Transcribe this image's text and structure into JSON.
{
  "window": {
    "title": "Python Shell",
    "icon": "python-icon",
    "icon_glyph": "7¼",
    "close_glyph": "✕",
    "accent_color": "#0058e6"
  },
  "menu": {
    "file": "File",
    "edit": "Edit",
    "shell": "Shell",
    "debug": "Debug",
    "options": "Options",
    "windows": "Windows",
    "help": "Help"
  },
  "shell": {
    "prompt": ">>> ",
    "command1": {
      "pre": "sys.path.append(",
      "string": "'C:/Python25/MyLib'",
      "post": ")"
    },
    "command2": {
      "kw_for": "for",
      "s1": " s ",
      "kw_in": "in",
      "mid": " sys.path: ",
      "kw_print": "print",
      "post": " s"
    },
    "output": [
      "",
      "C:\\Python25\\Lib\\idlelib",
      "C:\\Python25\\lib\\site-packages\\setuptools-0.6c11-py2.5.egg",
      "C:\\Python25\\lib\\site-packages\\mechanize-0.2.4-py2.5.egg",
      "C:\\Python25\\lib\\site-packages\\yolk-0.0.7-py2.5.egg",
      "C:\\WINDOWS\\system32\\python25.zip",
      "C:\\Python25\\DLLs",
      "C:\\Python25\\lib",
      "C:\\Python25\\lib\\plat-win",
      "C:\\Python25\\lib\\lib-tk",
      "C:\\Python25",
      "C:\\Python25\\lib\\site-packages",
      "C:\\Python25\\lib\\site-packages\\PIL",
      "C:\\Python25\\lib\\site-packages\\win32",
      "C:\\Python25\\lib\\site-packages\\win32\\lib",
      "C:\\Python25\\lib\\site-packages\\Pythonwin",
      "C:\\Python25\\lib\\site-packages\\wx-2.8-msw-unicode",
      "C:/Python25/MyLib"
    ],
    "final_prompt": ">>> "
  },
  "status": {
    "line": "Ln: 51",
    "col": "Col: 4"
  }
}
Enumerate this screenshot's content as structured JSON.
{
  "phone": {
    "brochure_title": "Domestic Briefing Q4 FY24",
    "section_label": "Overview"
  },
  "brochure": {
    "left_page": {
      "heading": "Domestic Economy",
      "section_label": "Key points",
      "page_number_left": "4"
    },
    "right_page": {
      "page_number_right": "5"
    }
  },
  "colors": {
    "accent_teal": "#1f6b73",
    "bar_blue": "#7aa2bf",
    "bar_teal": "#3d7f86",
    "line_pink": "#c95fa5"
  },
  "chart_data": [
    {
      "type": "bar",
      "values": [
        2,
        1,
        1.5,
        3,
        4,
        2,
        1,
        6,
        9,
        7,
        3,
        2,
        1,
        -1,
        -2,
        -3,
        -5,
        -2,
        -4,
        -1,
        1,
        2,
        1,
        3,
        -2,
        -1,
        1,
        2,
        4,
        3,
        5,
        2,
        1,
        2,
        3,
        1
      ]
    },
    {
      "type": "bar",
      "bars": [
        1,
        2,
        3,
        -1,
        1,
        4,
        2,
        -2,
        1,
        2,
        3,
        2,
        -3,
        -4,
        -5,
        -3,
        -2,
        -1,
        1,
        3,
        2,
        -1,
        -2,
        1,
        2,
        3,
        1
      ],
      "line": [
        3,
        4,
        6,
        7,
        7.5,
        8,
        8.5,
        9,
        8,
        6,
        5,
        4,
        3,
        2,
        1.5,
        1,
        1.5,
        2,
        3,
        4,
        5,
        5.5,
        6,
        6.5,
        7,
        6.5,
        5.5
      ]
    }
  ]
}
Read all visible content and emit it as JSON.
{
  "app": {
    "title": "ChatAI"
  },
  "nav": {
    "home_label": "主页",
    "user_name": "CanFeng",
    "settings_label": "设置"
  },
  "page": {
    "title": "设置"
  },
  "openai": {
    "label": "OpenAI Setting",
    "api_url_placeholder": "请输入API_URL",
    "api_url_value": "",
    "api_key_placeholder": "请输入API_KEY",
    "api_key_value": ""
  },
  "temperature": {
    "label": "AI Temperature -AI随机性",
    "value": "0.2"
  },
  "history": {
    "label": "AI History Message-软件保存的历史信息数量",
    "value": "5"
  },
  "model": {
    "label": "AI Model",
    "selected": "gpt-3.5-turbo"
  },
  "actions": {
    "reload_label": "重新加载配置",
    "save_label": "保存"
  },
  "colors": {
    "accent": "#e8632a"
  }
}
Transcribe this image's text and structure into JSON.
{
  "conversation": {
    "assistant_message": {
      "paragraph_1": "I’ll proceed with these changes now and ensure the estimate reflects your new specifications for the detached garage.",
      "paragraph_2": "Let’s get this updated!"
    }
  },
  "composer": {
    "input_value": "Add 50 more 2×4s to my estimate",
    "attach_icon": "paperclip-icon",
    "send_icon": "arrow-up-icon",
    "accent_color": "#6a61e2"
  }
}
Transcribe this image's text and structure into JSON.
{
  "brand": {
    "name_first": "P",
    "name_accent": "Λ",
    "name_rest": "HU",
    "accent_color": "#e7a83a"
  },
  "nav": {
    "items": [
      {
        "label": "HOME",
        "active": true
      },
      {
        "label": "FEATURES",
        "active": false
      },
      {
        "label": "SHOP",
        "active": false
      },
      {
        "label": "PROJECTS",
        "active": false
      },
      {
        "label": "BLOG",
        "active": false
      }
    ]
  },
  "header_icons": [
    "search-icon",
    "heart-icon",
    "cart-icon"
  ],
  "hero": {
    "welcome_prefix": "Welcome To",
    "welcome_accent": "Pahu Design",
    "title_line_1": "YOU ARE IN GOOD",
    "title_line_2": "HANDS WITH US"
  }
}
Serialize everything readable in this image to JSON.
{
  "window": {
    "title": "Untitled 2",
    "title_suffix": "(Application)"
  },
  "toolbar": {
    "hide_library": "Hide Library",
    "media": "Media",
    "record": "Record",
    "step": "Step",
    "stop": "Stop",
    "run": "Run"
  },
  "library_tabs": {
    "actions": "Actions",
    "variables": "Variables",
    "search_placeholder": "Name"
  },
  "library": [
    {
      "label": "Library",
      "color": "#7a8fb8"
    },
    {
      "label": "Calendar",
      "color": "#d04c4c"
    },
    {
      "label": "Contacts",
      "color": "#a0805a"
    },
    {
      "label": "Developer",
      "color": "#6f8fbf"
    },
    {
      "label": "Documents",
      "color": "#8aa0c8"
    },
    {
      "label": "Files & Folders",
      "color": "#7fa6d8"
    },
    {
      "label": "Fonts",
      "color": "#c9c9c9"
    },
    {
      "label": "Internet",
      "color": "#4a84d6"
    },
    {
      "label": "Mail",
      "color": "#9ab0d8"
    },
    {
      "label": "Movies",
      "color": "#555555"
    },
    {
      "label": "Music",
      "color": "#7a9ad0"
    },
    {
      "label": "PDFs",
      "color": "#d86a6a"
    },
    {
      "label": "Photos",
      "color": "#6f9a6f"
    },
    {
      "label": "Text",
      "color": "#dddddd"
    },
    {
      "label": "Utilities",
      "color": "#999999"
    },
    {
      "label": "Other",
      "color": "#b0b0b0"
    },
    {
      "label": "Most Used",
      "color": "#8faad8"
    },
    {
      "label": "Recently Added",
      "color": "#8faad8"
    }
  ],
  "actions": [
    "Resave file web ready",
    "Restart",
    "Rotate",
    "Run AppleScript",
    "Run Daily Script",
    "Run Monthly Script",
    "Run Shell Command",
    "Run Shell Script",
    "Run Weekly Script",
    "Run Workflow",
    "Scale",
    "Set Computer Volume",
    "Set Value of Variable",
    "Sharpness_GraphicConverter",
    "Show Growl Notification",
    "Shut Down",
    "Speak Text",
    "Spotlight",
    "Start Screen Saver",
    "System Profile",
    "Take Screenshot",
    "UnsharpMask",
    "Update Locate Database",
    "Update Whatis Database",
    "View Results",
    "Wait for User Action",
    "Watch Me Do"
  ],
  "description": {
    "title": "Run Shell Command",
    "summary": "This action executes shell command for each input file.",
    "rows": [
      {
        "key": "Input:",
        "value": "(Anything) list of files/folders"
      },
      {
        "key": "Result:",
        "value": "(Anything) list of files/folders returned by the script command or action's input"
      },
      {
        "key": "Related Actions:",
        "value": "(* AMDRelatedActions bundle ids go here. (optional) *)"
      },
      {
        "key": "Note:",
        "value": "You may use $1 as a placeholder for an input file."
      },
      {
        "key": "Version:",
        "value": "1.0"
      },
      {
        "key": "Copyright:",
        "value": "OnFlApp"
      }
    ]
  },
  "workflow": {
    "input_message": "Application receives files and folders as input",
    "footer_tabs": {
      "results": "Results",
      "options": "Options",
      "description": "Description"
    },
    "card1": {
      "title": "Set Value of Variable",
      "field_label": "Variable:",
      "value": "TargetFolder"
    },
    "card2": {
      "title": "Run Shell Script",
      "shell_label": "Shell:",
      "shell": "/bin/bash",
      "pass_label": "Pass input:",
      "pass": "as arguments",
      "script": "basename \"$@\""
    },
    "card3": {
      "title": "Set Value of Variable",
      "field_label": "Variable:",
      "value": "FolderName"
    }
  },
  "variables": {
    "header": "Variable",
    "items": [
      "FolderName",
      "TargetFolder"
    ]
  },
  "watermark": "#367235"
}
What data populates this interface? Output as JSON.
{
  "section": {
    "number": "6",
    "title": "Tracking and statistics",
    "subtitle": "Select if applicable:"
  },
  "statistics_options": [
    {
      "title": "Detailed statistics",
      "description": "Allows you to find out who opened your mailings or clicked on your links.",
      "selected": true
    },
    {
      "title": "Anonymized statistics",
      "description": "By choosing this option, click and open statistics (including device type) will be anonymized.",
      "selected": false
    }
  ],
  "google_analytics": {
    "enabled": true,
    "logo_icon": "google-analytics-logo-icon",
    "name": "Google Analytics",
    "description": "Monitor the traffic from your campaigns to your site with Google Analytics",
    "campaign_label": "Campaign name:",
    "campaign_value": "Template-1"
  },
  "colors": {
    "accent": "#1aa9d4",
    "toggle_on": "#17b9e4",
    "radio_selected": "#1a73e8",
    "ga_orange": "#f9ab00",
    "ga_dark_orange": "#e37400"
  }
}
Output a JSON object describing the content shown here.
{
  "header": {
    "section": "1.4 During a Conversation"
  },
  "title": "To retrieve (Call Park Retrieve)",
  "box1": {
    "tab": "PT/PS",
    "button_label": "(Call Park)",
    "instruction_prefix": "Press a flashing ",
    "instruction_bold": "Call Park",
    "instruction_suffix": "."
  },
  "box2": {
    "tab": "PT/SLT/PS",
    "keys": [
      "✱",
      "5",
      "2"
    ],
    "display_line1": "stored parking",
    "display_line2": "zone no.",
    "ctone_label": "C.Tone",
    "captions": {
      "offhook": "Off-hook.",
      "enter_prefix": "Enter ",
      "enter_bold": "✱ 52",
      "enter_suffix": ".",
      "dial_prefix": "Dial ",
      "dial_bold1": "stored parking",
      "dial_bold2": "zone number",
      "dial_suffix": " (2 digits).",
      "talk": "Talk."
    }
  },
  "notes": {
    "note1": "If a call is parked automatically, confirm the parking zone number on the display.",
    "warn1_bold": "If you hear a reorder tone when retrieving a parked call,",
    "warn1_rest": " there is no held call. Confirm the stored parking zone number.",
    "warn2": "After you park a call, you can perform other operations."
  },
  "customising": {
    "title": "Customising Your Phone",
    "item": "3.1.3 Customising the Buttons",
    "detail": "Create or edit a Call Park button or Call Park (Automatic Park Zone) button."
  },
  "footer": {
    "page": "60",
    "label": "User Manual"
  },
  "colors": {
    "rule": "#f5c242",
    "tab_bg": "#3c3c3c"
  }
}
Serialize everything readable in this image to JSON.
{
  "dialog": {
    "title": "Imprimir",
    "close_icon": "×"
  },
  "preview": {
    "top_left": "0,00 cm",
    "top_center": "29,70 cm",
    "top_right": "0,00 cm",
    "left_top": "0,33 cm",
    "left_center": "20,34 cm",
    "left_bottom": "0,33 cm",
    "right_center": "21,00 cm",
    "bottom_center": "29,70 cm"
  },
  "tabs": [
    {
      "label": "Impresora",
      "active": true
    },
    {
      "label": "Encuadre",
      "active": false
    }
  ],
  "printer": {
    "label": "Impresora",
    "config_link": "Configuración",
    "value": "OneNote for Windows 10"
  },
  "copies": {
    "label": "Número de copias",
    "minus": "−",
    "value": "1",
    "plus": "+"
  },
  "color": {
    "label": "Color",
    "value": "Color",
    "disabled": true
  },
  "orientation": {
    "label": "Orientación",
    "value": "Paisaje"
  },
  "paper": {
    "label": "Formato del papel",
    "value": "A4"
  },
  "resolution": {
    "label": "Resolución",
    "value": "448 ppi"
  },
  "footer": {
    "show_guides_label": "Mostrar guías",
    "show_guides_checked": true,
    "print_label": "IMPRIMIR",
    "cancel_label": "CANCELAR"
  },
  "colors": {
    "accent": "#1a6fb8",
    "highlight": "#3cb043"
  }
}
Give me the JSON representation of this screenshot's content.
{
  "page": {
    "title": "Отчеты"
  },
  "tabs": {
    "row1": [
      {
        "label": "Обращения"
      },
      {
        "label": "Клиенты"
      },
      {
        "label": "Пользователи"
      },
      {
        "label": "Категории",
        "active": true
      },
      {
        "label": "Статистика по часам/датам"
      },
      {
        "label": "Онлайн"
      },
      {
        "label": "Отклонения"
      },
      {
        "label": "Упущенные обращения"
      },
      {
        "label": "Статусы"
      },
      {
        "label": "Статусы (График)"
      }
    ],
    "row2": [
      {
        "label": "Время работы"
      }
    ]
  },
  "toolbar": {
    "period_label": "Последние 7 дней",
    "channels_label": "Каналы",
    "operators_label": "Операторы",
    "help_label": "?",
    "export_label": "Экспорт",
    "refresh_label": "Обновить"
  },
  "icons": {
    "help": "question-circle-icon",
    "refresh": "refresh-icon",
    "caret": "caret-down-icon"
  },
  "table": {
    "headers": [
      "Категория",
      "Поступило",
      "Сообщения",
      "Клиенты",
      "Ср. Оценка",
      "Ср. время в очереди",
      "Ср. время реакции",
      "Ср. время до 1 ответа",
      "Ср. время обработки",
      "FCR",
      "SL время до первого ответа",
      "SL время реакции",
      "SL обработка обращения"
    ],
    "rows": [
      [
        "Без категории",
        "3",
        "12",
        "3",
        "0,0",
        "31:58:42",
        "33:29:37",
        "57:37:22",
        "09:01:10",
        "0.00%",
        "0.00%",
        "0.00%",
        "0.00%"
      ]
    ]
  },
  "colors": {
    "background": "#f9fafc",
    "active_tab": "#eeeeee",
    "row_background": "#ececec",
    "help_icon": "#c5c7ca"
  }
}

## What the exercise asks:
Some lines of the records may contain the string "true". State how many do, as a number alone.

## Your solution:
7